Jessica Slade- 110232060
For the purposes of this week’s blog post, I will be responding to the readings of Paul Tiyambe Zeleza, in “The Africa-China relationship: challenges and opportunities,” Chris Alden and Cristina Alves, in “History & Identity in the Construction of China’s Africa Policy,” (2008), and Bodomo and Grace’s work “From Guangzhou to Yiwu: Emerging facets of the African Diaspora in China.” (2010).
The first work read by Zeleza entitled “The Africa-China relationship: challenges and opportunities,” works to present us the ever changing and emerging relations between China and Africa as a whole. Over the last few years China has begun to see the value that can be found in the processing and extraction of cheap resource goods, and a center of investment where Chinese exports are concerned. Like every major shift in global political economy, there are two distinct sides emerging as a result of the ‘partnership’. Those in favor believe that China’s foreign direct investment has been working to promote localized development projects and eventually lead to power found in its collective ability to bargain. In contrast to this, critics believe that this relationship has the potential to limit Africa’s competitive emergence in the global economy. By providing us with historical background, and a brief trajectory of future relations, Zeleza has actively constructed both sides of the debate- leaving us with lots to think about. Is it possible for all African nation-states to work together through forms of collective bargaining? Is this feasible given the current state of differentiating civil affairs in each state? In theory the creation of a collective union could lead to he growing importance of the continent as a whole. Zeleza sums this up best in stating, “Most critically, African countries must articulate more clearly, coherently, and collectively what their fundamental interests are in this crucial relationship. These interests must be rooted in the historic and humanistic agendas of African nationalism for self-determination, sustainable development, democratization, and regional integration,” (Zeleza, 2014, pg. 166).

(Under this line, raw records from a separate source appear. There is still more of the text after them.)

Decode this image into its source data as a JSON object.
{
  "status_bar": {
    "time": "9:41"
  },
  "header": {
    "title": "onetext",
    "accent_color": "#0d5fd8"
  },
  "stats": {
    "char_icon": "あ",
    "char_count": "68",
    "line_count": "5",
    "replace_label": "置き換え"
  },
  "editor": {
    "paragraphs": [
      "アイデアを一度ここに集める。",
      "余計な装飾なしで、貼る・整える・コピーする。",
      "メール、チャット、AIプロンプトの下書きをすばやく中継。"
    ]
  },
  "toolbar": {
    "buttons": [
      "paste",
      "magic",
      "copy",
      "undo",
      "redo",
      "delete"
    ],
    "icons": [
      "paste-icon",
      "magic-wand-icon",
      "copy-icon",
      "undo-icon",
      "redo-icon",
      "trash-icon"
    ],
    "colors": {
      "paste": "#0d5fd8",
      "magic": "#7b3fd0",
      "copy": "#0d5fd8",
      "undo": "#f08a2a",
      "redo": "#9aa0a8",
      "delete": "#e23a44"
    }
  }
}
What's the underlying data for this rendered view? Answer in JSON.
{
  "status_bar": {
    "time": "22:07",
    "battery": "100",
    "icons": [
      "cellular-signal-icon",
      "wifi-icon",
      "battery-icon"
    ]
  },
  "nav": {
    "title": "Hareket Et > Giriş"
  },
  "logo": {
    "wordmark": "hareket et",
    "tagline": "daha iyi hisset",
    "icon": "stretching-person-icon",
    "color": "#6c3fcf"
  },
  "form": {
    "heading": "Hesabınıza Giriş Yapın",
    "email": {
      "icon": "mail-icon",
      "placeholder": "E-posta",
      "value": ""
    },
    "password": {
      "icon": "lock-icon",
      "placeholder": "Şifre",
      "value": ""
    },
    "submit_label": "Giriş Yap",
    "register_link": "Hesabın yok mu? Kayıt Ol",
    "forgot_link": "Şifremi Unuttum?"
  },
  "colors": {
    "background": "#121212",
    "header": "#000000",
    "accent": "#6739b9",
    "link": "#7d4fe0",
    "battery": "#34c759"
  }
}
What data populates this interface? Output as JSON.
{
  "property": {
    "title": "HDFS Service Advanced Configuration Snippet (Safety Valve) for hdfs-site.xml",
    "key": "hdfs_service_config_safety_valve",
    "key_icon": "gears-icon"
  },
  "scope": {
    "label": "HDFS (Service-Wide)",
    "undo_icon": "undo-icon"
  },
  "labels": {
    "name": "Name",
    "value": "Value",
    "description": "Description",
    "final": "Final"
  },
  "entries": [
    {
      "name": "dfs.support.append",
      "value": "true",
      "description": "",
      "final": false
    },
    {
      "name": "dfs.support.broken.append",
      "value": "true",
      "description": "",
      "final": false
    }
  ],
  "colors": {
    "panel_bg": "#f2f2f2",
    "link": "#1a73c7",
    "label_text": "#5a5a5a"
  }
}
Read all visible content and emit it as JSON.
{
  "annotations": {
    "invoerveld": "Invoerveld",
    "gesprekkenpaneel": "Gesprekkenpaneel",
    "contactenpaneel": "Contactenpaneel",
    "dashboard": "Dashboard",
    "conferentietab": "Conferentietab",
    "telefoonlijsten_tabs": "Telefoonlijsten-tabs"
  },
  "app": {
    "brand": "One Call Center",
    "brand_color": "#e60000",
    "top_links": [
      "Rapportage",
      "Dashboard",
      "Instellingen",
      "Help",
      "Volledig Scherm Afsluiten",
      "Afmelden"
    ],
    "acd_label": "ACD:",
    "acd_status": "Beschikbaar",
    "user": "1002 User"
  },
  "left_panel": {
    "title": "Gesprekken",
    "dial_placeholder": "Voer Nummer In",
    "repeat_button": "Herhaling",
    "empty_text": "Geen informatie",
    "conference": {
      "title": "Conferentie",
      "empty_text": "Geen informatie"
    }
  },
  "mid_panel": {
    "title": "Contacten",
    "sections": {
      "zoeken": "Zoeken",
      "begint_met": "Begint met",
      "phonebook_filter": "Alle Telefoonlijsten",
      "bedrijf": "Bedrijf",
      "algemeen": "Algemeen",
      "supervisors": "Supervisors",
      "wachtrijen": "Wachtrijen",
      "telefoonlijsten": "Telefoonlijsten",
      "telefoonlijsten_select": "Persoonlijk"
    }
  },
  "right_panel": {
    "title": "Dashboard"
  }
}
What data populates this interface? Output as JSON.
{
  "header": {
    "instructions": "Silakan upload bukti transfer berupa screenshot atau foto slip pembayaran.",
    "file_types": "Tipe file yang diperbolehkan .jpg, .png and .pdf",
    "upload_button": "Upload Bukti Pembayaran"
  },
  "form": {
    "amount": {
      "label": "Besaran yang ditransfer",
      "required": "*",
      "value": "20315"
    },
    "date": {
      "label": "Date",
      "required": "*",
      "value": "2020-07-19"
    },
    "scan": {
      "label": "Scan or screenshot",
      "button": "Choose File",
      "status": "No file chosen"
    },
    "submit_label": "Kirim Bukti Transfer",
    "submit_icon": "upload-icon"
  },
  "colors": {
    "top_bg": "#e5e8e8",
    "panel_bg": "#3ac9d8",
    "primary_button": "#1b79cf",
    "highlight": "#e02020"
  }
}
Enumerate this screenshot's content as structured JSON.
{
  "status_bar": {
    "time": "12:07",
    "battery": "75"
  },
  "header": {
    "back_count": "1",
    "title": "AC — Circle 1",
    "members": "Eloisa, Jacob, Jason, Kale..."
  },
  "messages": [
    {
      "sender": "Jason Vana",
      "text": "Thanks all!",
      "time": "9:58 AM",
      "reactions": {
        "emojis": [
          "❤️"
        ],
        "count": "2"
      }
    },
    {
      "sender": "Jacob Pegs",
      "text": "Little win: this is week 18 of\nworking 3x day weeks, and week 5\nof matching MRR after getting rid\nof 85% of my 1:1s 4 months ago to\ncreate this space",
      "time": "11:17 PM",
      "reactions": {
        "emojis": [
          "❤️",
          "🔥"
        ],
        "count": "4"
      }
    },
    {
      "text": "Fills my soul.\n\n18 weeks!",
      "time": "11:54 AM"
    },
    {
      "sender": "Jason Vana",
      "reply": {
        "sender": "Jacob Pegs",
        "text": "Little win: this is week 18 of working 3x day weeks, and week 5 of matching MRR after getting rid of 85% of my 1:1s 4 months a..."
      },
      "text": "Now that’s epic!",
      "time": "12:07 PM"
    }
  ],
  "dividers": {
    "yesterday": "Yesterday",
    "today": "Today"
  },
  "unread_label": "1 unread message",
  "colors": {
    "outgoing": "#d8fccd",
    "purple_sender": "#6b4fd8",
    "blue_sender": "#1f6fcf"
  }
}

The second reading this week is written by Chris Alden and Cristina Alves, entitled “History & Identity in the Construction of China’s Africa Policy.” Alden and Alves see the importance of history in the creation of polices and regulations pertaining to foreign global investment and development. In seeing the similarities in terms of colonization, historical trajectories and self-determination- the authors argue that China and Africa are not all that different. By using these commonalities in the creation of Africa based strategies, policies are being created that draw on the representation of self-identification. Doing this often leads to the creation a platform for ‘mutual’ partnership relations- while still opposing Western imperialism. Alden and Alves argue that China has ben marketing itself as an ‘alternative’ form of development, and this has emerged out of its lengthy historical relations. Do you believe that China sympathizes with Africa and does want to see it emergence in the global political economy? Or is the relationship more one-sided where there are many forms of underlying exploitation, i.e. taking advantage of their similarities etc.? (Alden & Alves, 2008)
Lastly, the reading from Bodomo and Grace called, “From Guangzhou to Yiwu: Emerging facets of the African Diaspora in China.” In this article we learn about (2010). This work uses a sort of case study, that assesses the palce of Africans in China Yiwu is a central location for African people movement from various states in Africa to the east. Since 1997 their place in Yiwu has become more widely known and their presence has been better received. In this work we learn about the struggles in each major city- Guangzhou and Yiwu, and can see how their treatment is disproportionately better in one city over the other. In Guangzhou there is less understanding for the racial differences found in the city, and law-enforcement protocols often work to create a sense of favoritism towards locals, and against African settlers. Bodomo and Grace state that the importance of local relations in China can be used in contrast, use to counter understand the treatment of Chinese people in Africa. Here we learn that localized relations are just as important as the large-scale creation of development policies. In conclusion we see the need for China to create protectionist legislation that will work towards the fair treatment of Africans in China- thus improving all business relations as a whole.